Component data from apps and pages
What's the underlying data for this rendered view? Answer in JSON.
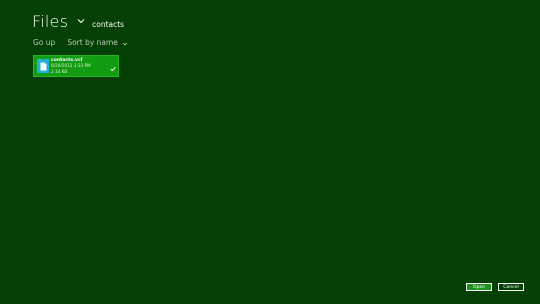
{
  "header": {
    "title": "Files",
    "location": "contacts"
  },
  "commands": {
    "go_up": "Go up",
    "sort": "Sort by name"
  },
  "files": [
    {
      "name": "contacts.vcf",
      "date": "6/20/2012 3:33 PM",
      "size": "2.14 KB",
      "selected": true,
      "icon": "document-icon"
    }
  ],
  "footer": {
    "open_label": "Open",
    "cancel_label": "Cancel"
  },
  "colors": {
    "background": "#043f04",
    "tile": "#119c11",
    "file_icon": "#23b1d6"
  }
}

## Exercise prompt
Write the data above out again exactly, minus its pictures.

## Result below
What's the underlying data for this rendered view? Answer in JSON.
{
  "header": {
    "title": "Files",
    "location": "contacts"
  },
  "commands": {
    "go_up": "Go up",
    "sort": "Sort by name"
  },
  "files": [
    {
      "name": "contacts.vcf",
      "date": "6/20/2012 3:33 PM",
      "size": "2.14 KB",
      "selected": true,
      "icon": "document-icon"
    }
  ],
  "footer": {
    "open_label": "Open",
    "cancel_label": "Cancel"
  },
  "colors": {
    "background": "#043f04",
    "tile": "#119c11",
    "file_icon": "#23b1d6"
  }
}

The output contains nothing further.